Independent Dating

By clicking 'Search' you
are agreeing to our
Terms of Use.

iJobs Job Widget
iJobs Money & Business

Programme Support, Coms, Bristol, £300-350p/d

£300 - £350 per day + competitive: Orgtel: My client, a leading bank, is curre...

(Junior) IT Systems Administrator / Infrastructure Analyst

£28000 - £32000 per annum + pension, 25 days holiday: Ashdown Group: A highly ...

Finance Officer

Negotiable: Randstad Education Birmingham: Randstad Education are seeking a Fi...

Accounts Payable

£12 - £15 per hour: Cameron Kennedy Recruitment: Excellent opportunity to join...

Day In a Page

A History of the First World War in 100 Moments: Peace without magnanimity - the summit in a railway siding that ended the fighting

A History of the First World War in 100 Moments

Peace without magnanimity - the summit in a railway siding that ended the fighting
Scottish independence: How the Commonwealth Games could swing the vote

Scottish independence: How the Commonwealth Games could swing the vote

In the final part of our series, Chris Green arrives in Glasgow - a host city struggling to keep the politics out of its celebration of sport
Out in the cold: A writer spends a night on the streets and hears the stories of the homeless

A writer spends a night on the streets

Rough sleepers - the homeless, the destitute and the drunk - exist in every city. Will Nicoll meets those whose luck has run out
Striking new stations, high-speed links and (whisper it) better services - the UK's railways are entering a new golden age

UK's railways are entering a new golden age

New stations are opening across the country and our railways appear to be entering an era not seen in Britain since the early 1950s
Conchita Wurst becomes a 'bride' on the Paris catwalk - and proves there is life after Eurovision

Conchita becomes a 'bride' on Paris catwalk

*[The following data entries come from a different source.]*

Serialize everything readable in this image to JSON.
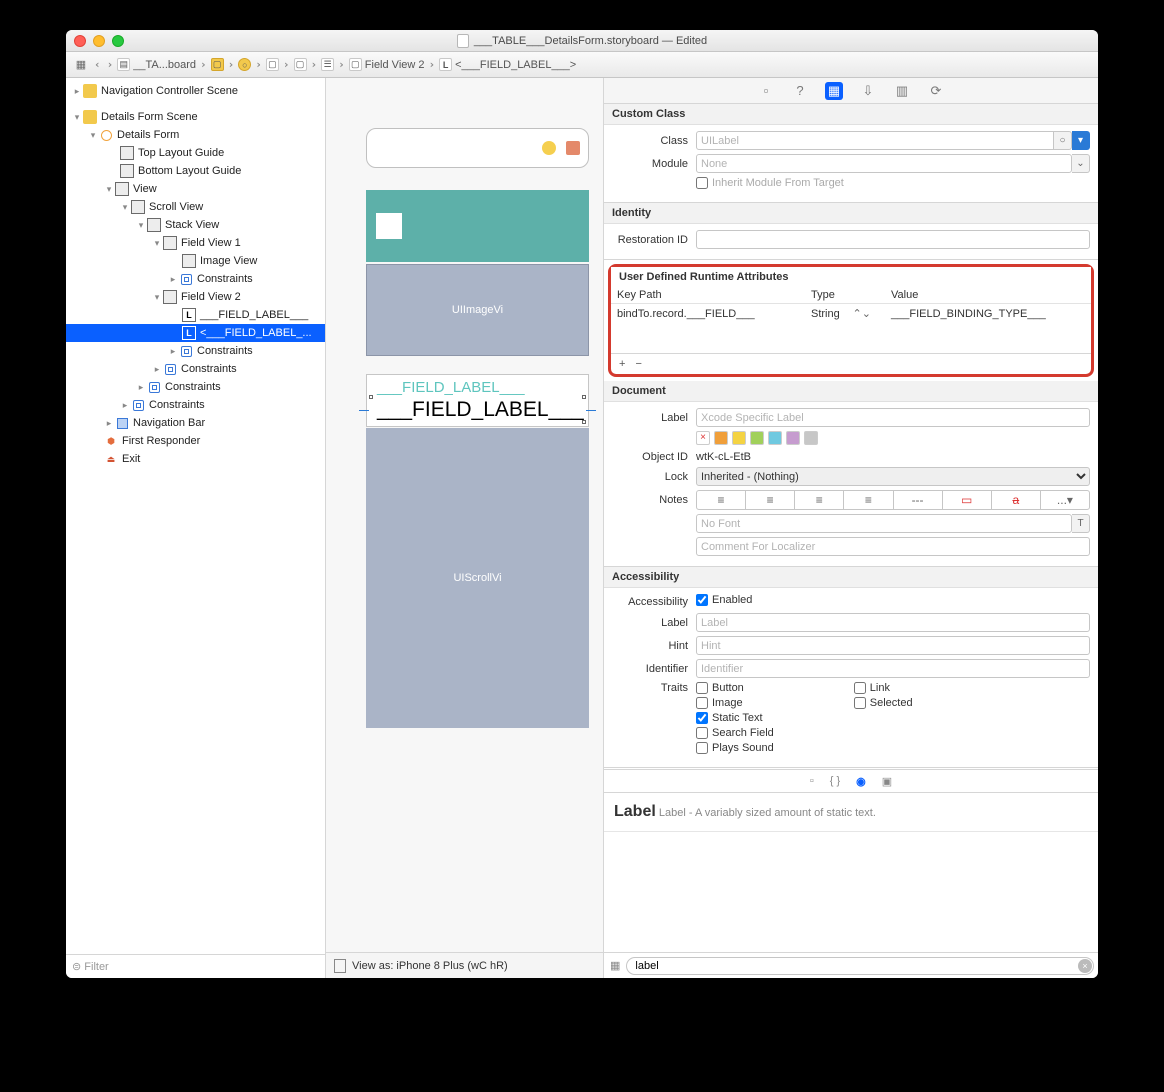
{
  "title": "___TABLE___DetailsForm.storyboard — Edited",
  "breadcrumb": {
    "file": "__TA...board",
    "fv2": "Field View 2",
    "fl": "<___FIELD_LABEL___>"
  },
  "tree": {
    "nav_scene": "Navigation Controller Scene",
    "details_scene": "Details Form Scene",
    "details_form": "Details Form",
    "top_guide": "Top Layout Guide",
    "bot_guide": "Bottom Layout Guide",
    "view": "View",
    "scroll": "Scroll View",
    "stack": "Stack View",
    "fv1": "Field View 1",
    "imgv": "Image View",
    "constraints": "Constraints",
    "fv2": "Field View 2",
    "fl1": "___FIELD_LABEL___",
    "fl2": "<___FIELD_LABEL_...",
    "navbar": "Navigation Bar",
    "first_responder": "First Responder",
    "exit": "Exit"
  },
  "filter_placeholder": "Filter",
  "canvas": {
    "imgview": "UIImageVi",
    "fl1": "___FIELD_LABEL___",
    "fl2": "___FIELD_LABEL___",
    "scroll": "UIScrollVi",
    "viewas": "View as: iPhone 8 Plus (wC hR)"
  },
  "inspector": {
    "custom_class": {
      "heading": "Custom Class",
      "class_k": "Class",
      "class_ph": "UILabel",
      "module_k": "Module",
      "module_ph": "None",
      "inherit": "Inherit Module From Target"
    },
    "identity": {
      "heading": "Identity",
      "rest_k": "Restoration ID"
    },
    "runtime": {
      "heading": "User Defined Runtime Attributes",
      "col1": "Key Path",
      "col2": "Type",
      "col3": "Value",
      "keypath": "bindTo.record.___FIELD___",
      "type": "String",
      "value": "___FIELD_BINDING_TYPE___"
    },
    "doc": {
      "heading": "Document",
      "label_k": "Label",
      "label_ph": "Xcode Specific Label",
      "objid_k": "Object ID",
      "objid_v": "wtK-cL-EtB",
      "lock_k": "Lock",
      "lock_v": "Inherited - (Nothing)",
      "notes_k": "Notes",
      "nofont": "No Font",
      "comment_ph": "Comment For Localizer"
    },
    "acc": {
      "heading": "Accessibility",
      "acc_k": "Accessibility",
      "enabled": "Enabled",
      "label_k": "Label",
      "label_ph": "Label",
      "hint_k": "Hint",
      "hint_ph": "Hint",
      "id_k": "Identifier",
      "id_ph": "Identifier",
      "traits_k": "Traits",
      "t_button": "Button",
      "t_link": "Link",
      "t_image": "Image",
      "t_selected": "Selected",
      "t_static": "Static Text",
      "t_search": "Search Field",
      "t_sound": "Plays Sound"
    },
    "library": {
      "title": "Label",
      "desc": "Label - A variably sized amount of static text.",
      "search": "label"
    }
  }
}
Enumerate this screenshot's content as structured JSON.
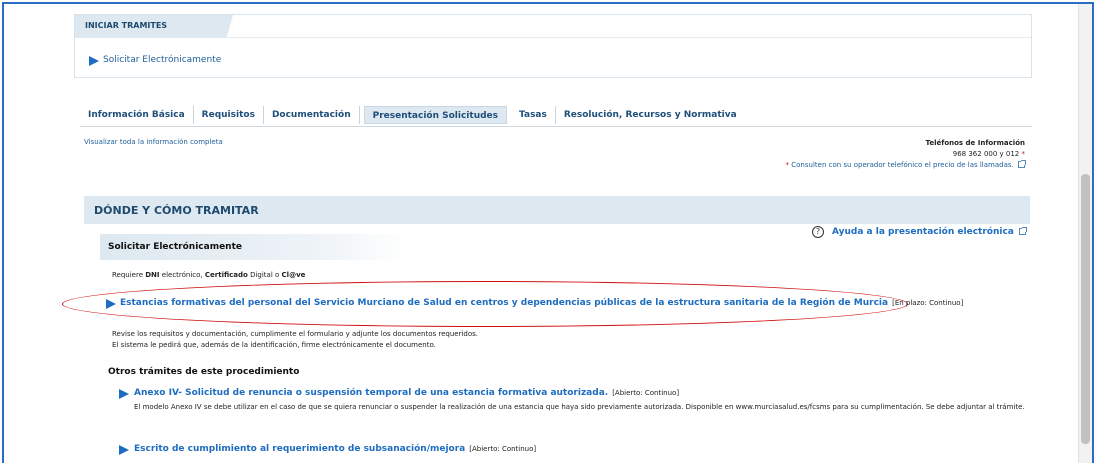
{
  "iniciar": {
    "heading": "INICIAR TRAMITES",
    "link": "Solicitar Electrónicamente"
  },
  "tabs": [
    {
      "label": "Información Básica",
      "active": false
    },
    {
      "label": "Requisitos",
      "active": false
    },
    {
      "label": "Documentación",
      "active": false
    },
    {
      "label": "Presentación Solicitudes",
      "active": true
    },
    {
      "label": "Tasas",
      "active": false
    },
    {
      "label": "Resolución, Recursos y Normativa",
      "active": false
    }
  ],
  "info": {
    "visualizar": "Visualizar toda la información completa",
    "tel_title": "Teléfonos de Información",
    "tel_numbers": "968 362 000 y 012",
    "asterisk": "*",
    "consulten": "Consulten con su operador telefónico el precio de las llamadas."
  },
  "donde": {
    "heading": "DÓNDE Y CÓMO TRAMITAR",
    "solicitar": "Solicitar Electrónicamente",
    "ayuda": "Ayuda a la presentación electrónica",
    "requiere_prefix": "Requiere ",
    "dni": "DNI",
    "electronico": " electrónico, ",
    "certificado": "Certificado",
    "digital_o": " Digital o ",
    "clave": "Cl@ve",
    "main_link": "Estancias formativas del personal del Servicio Murciano de Salud en centros y dependencias públicas de la estructura sanitaria de la Región de Murcia",
    "main_status": "[En plazo: Continuo]",
    "revise_1": "Revise los requisitos y documentación, cumplimente el formulario y adjunte los documentos requeridos.",
    "revise_2": "El sistema le pedirá que, además de la identificación, firme electrónicamente el documento."
  },
  "otros": {
    "heading": "Otros trámites de este procedimiento",
    "items": [
      {
        "title": "Anexo IV- Solicitud de renuncia o suspensión temporal de una estancia formativa autorizada.",
        "status": "[Abierto: Continuo]",
        "desc": "El modelo Anexo IV se debe utilizar en el caso de que se quiera renunciar o suspender la realización de una estancia que haya sido previamente autorizada. Disponible en www.murciasalud.es/fcsms para su cumplimentación. Se debe adjuntar al trámite."
      },
      {
        "title": "Escrito de cumplimiento al requerimiento de subsanación/mejora",
        "status": "[Abierto: Continuo]"
      }
    ]
  },
  "colors": {
    "link": "#1e6dc0",
    "highlight_ellipse": "#d01010",
    "section_bg": "#dde8f0"
  }
}
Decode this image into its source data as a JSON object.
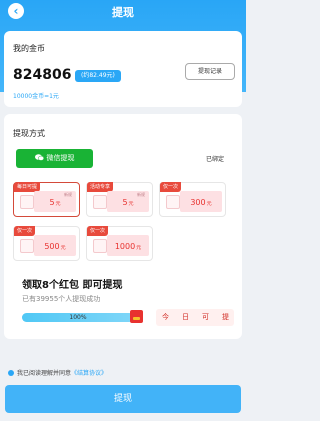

Alexander Fury salutes the Eurovision Song Contest winner's latest triumph
Pétanque World Championship in Marseilles hit by

Pétanque 'world cup' hit by death threats

This year's most acrimonious sporting event took place in France, not Brazil. How did pétanque get so passionate?
Whelks are healthy, versatile and sustainable - so why did we stop eating them in the UK?

Why did we stop eating whelks?

Whelks were the Victorian equivalent of the donor kebab and our stocks are abundant. So why do we now export them all to the Far East?
10 best women's sunglasses

In the shade: 10 best women's sunglasses

From luxury bespoke eyewear to fun festival sunnies, we round up the shades to be seen in this summer
Germany vs Argentina World Cup 2014: Lionel Messi? Javier Mascherano is key for Argentina...

World Cup final: Messi? Mascherano is key for Argentina...

No 10 is always centre of attention but Barça team-mate is just as crucial to finalists’ hopes
Siobhan-Marie O’Connor: Swimmer knows she needs Glasgow joy on road to Rio

Siobhan-Marie O’Connor: Swimmer needs Glasgow joy on road to Rio

18-year-old says this month’s Commonwealth Games are a key staging post in her career before time slips away
The true Gaza back-story that the Israelis aren’t telling this week

The true Gaza back-story that the Israelis aren’t telling this week

A future Palestine state will have no borders and be an enclave within Israel, surrounded on all sides by Israeli-held territory, says Robert Fisk
A History of the First World War in 100 Moments: The German people demand an end to the fighting

A History of the First World War in 100 Moments

The German people demand an end to the fighting
New play by Oscar Wilde's grandson reveals what the Irish wit said at his trials

New play reveals what Oscar Wilde said at trials

For a century, what Wilde actually said at his trials was a mystery. But the recent discovery of shorthand notes changed that. Now his grandson Merlin Holland has turned them into a play
Can scientists save the world's sea life from

Can scientists save our sea life?

By the end of the century, the only living things left in our oceans could be plankton and jellyfish. Alex Renton meets the scientists who are trying to turn the tide
Richard III, Trafalgar Studios, review: Martin Freeman gives highly intelligent performance

Richard III review

Martin Freeman’s psychotic monarch is big on mockery but wanting in malice